Who, what and where?

It is named after Hugh Latimer, who was a prominent leader of the English Reformation, its maker is not known. The pulpit was made, so that clergy could preach sermons from it, to instruct people in the Christian Faith. It is a couple of feet above ground level, so that the congregation can clearly see the preacher.

Are there links to current religious practices or a modern equivalent?

The pulpit is still used every Sunday for the preaching of the sermon in St Edward’s church. Most churches have a pulpit for the same purpose.

Why is it significant to the study of religion?

The Reformation happened in the 16th century, when many people left the Church of Rome to found Protestant Churches. The movement began in earnest with the work of Martin Luther in Germany in the early 16th century.  The pulpit in St Edward’s Church is particularly important, as it is thought that the first openly Protestant or Evangelical sermon in England was preached here, at midnight mass, Christmas 1525, by Robert Barnes, in which he accused the Church of heresies. The pulpit played a key role at the start of the Reformation in England.

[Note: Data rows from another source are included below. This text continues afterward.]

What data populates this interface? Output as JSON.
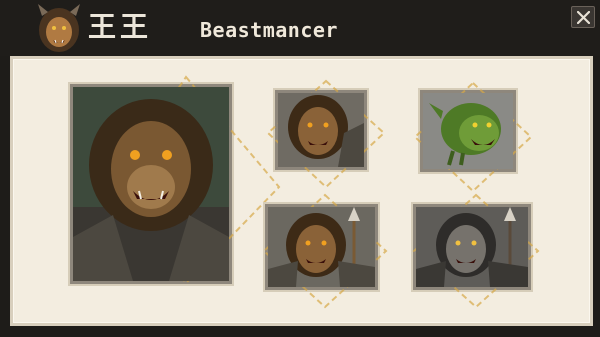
{
  "window": {
    "kanji": "王王",
    "title": "Beastmancer",
    "close_symbol": "✕"
  },
  "header_icon": "lion-warrior-portrait-icon",
  "cards": [
    {
      "name": "lion-warrior-large-portrait",
      "tint": "#3d4a3c",
      "fur": "#5a4126"
    },
    {
      "name": "lion-warrior-portrait",
      "tint": "#6f6b63",
      "fur": "#5b3f24"
    },
    {
      "name": "green-beast-portrait",
      "tint": "#8a8a86",
      "fur": "#5c8a2e"
    },
    {
      "name": "lion-spearman-portrait",
      "tint": "#6b6860",
      "fur": "#6a4a28"
    },
    {
      "name": "grey-wolf-spearman-portrait",
      "tint": "#5e5c58",
      "fur": "#55524f"
    }
  ],
  "colors": {
    "titlebar": "#1f1d1a",
    "panel": "#f3ede0",
    "accent_gold": "#d6a847"
  }
}
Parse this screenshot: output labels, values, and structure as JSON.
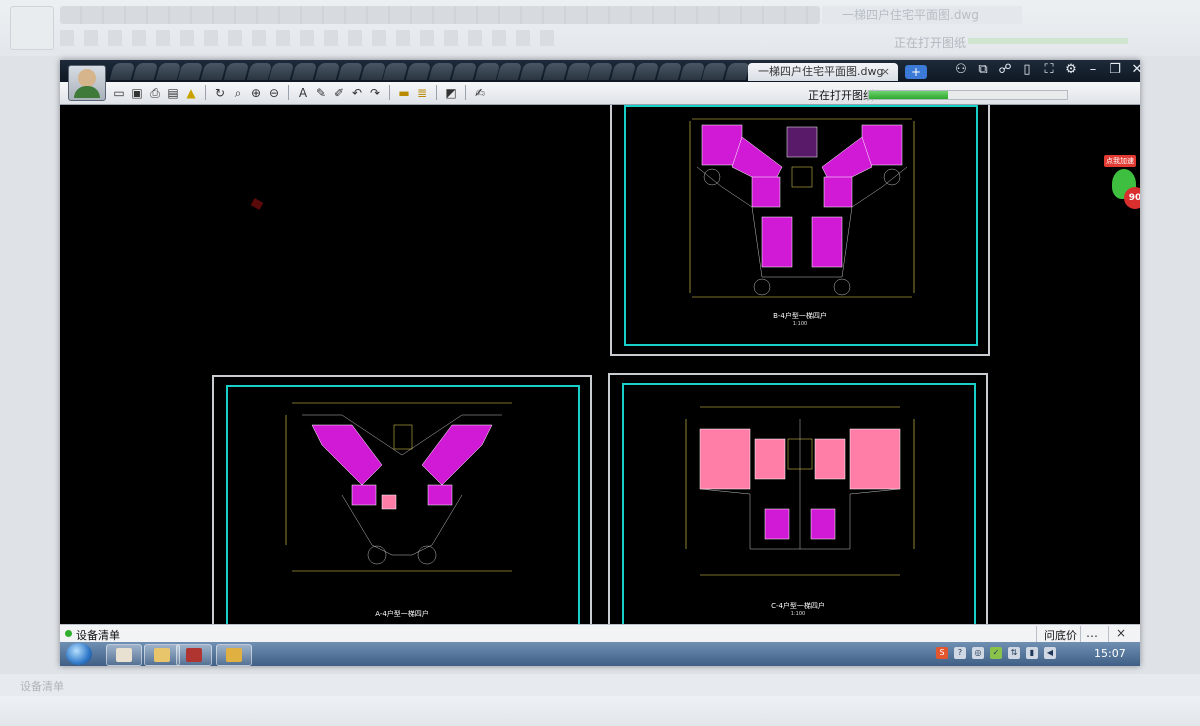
{
  "app": {
    "file_tab": "一梯四户住宅平面图.dwg",
    "file_tab_close": "×",
    "new_tab": "+",
    "status_text": "正在打开图纸",
    "progress_fraction": 0.4
  },
  "window_controls": [
    "users-icon",
    "share-icon",
    "chat-icon",
    "phone-icon",
    "fullscreen-icon",
    "settings-icon",
    "minimize-icon",
    "restore-icon",
    "close-icon"
  ],
  "toolbar": {
    "tools": [
      "open-icon",
      "save-icon",
      "print-icon",
      "export-pdf-icon",
      "lock-icon",
      "rotate-icon",
      "zoom-window-icon",
      "zoom-in-icon",
      "zoom-out-icon",
      "text-icon",
      "pen-icon",
      "pencil-icon",
      "undo-icon",
      "redo-icon",
      "measure-icon",
      "measure-area-icon",
      "layers-icon",
      "edit-doc-icon"
    ]
  },
  "drawing": {
    "sheets": [
      {
        "title": "B-4户型一梯四户",
        "scale": "1:100"
      },
      {
        "title": "A-4户型一梯四户",
        "scale": ""
      },
      {
        "title": "C-4户型一梯四户",
        "scale": "1:100"
      }
    ]
  },
  "addon": {
    "label": "点我加速",
    "value": "90"
  },
  "statusbar": {
    "device_list": "设备清单",
    "price_inquiry": "问底价",
    "chat": "…",
    "close": "×"
  },
  "taskbar": {
    "clock": "15:07"
  },
  "background_ghost": {
    "status_text": "正在打开图纸",
    "file_tab": "一梯四户住宅平面图.dwg",
    "device_list": "设备清单"
  },
  "colors": {
    "canvas": "#000000",
    "sheet_border": "#19d0c8",
    "plan_magenta": "#e020e0",
    "plan_pink": "#ff7ea8",
    "progress": "#2ea82e"
  }
}
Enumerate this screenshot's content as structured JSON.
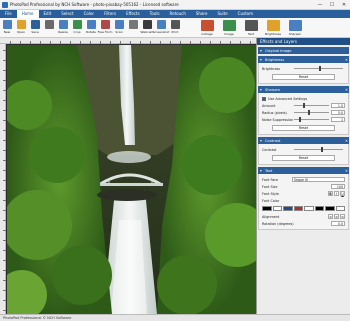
{
  "window": {
    "title": "PhotoPad Professional by NCH Software - photo-pixabay-505162 - Licensed software",
    "minimize": "—",
    "maximize": "☐",
    "close": "✕"
  },
  "menu": {
    "items": [
      "File",
      "Home",
      "Edit",
      "Select",
      "Color",
      "Filters",
      "Effects",
      "Tools",
      "Retouch",
      "Share",
      "Suite",
      "Custom"
    ],
    "active_index": 1
  },
  "toolbar": {
    "items": [
      {
        "label": "New",
        "icon": "new-icon",
        "color": "#4a7fc1"
      },
      {
        "label": "Open",
        "icon": "open-icon",
        "color": "#e0a12a"
      },
      {
        "label": "Save",
        "icon": "save-icon",
        "color": "#2d5f9a"
      },
      {
        "label": "",
        "icon": "undo-icon",
        "color": "#6a6a6a"
      },
      {
        "label": "Resize",
        "icon": "resize-icon",
        "color": "#4a7fc1"
      },
      {
        "label": "Crop",
        "icon": "crop-icon",
        "color": "#3c8f4a"
      },
      {
        "label": "Rotate",
        "icon": "rotate-icon",
        "color": "#4a7fc1"
      },
      {
        "label": "Free Form",
        "icon": "freeform-icon",
        "color": "#b04848"
      },
      {
        "label": "Scan",
        "icon": "scan-icon",
        "color": "#4a7fc1"
      },
      {
        "label": "",
        "icon": "webcam-icon",
        "color": "#777777"
      },
      {
        "label": "Webcam",
        "icon": "webcam2-icon",
        "color": "#3a3a3a"
      },
      {
        "label": "Screenshot",
        "icon": "screenshot-icon",
        "color": "#4a7fc1"
      },
      {
        "label": "Print",
        "icon": "print-icon",
        "color": "#555555"
      },
      {
        "label": "",
        "icon": "blank-icon",
        "color": "#f7f7f7"
      },
      {
        "label": "Collage",
        "icon": "collage-icon",
        "color": "#c6502f"
      },
      {
        "label": "Image",
        "icon": "image-icon",
        "color": "#3c8f4a"
      },
      {
        "label": "Text",
        "icon": "text-icon",
        "color": "#555555"
      },
      {
        "label": "Brightness",
        "icon": "brightness-icon",
        "color": "#e0a12a"
      },
      {
        "label": "Sharpen",
        "icon": "sharpen-icon",
        "color": "#4a7fc1"
      }
    ]
  },
  "panel": {
    "header": "Effects and Layers",
    "original_image": "Original Image",
    "brightness": {
      "title": "Brightness",
      "label": "Brightness",
      "level": 0.5,
      "reset": "Reset"
    },
    "sharpen": {
      "title": "Sharpen",
      "use_advanced": "Use Advanced Settings",
      "amount_label": "Amount",
      "amount_value": "1.0",
      "amount_level": 0.25,
      "radius_label": "Radius (pixels)",
      "radius_value": "5.0",
      "radius_level": 0.4,
      "noise_label": "Noise Suppression",
      "noise_value": "1",
      "noise_level": 0.15,
      "reset": "Reset"
    },
    "contrast": {
      "title": "Contrast",
      "label": "Contrast",
      "level": 0.55,
      "reset": "Reset"
    },
    "text": {
      "title": "Text",
      "font_face_label": "Font Face",
      "font_face_value": "Segoe UI",
      "font_size_label": "Font Size",
      "font_size_value": "100",
      "font_style_label": "Font Style",
      "font_color_label": "Font Color",
      "swatches": [
        "#000000",
        "#ffffff",
        "#1f4f86",
        "#b03030",
        "#ffffff",
        "#000000",
        "#000000",
        "#ffffff"
      ],
      "alignment_label": "Alignment",
      "rotation_label": "Rotation (degrees)",
      "rotation_value": "0.0"
    }
  },
  "status": {
    "text": "PhotoPad Professional © NCH Software"
  }
}
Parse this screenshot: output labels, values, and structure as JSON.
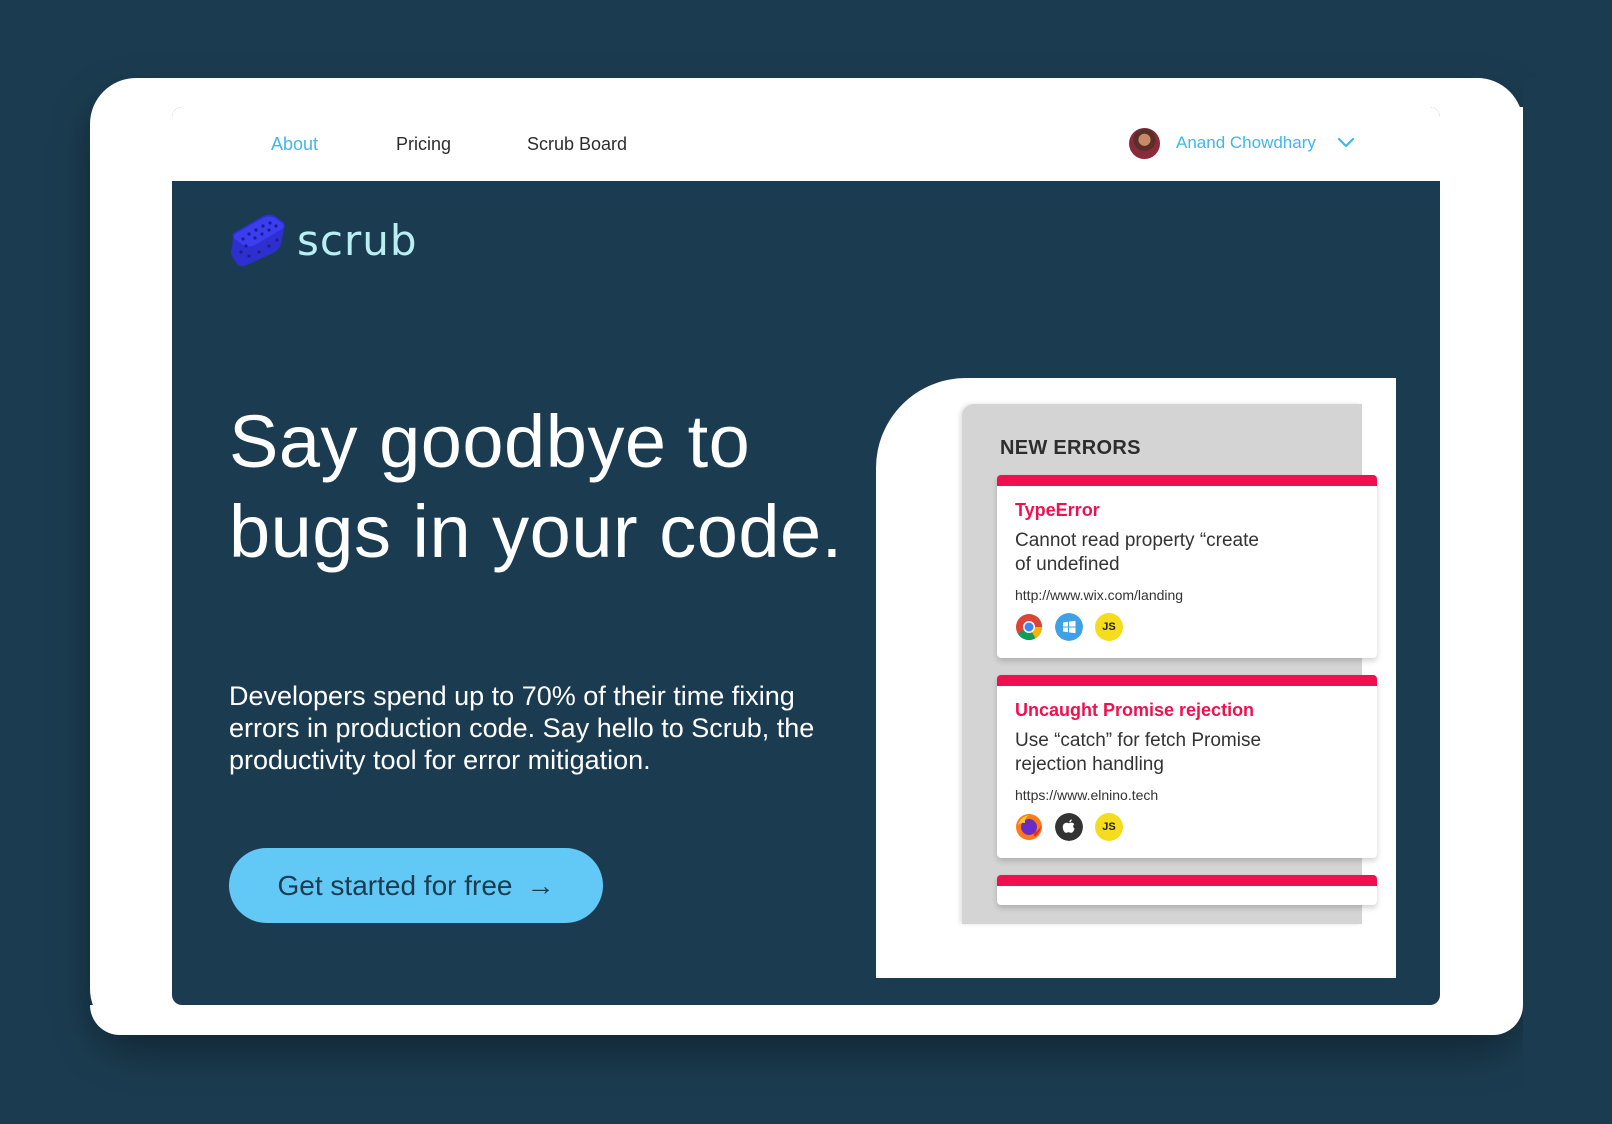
{
  "nav": {
    "links": [
      {
        "label": "About",
        "active": true
      },
      {
        "label": "Pricing",
        "active": false
      },
      {
        "label": "Scrub Board",
        "active": false
      }
    ],
    "user": {
      "name": "Anand Chowdhary"
    }
  },
  "brand": {
    "name": "scrub"
  },
  "hero": {
    "headline_line1": "Say goodbye to",
    "headline_line2": "bugs in your code.",
    "subtext_line1": "Developers spend up to 70% of their time fixing",
    "subtext_line2": "errors in production code. Say hello to Scrub, the",
    "subtext_line3": "productivity tool for error mitigation.",
    "cta_label": "Get started for free",
    "cta_arrow": "→"
  },
  "errors_panel": {
    "title": "NEW ERRORS",
    "cards": [
      {
        "title": "TypeError",
        "message_line1": "Cannot read property “create",
        "message_line2": "of undefined",
        "url": "http://www.wix.com/landing",
        "icons": [
          "chrome-icon",
          "windows-icon",
          "javascript-icon"
        ]
      },
      {
        "title": "Uncaught Promise rejection",
        "message_line1": "Use “catch” for fetch Promise",
        "message_line2": "rejection handling",
        "url": "https://www.elnino.tech",
        "icons": [
          "firefox-icon",
          "apple-icon",
          "javascript-icon"
        ]
      }
    ],
    "js_label": "JS"
  },
  "colors": {
    "background": "#1b3c50",
    "accent": "#42b6ea",
    "cta": "#62c8f5",
    "error": "#f0104f",
    "logo_text": "#b9eef3",
    "logo_sponge": "#3b3df0"
  }
}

Hugh Latimer preached regularly from the pulpit.

Where is it from, where is it now?

For more details about the church and how to visit, see their website.



St Edward King and Martyr

You can visit St Edwards,  which has recently also become a centre for meditative Christianity.


Thomas Cranmer: A Life 

Diarmaid Macculloch

1997, Yale University Press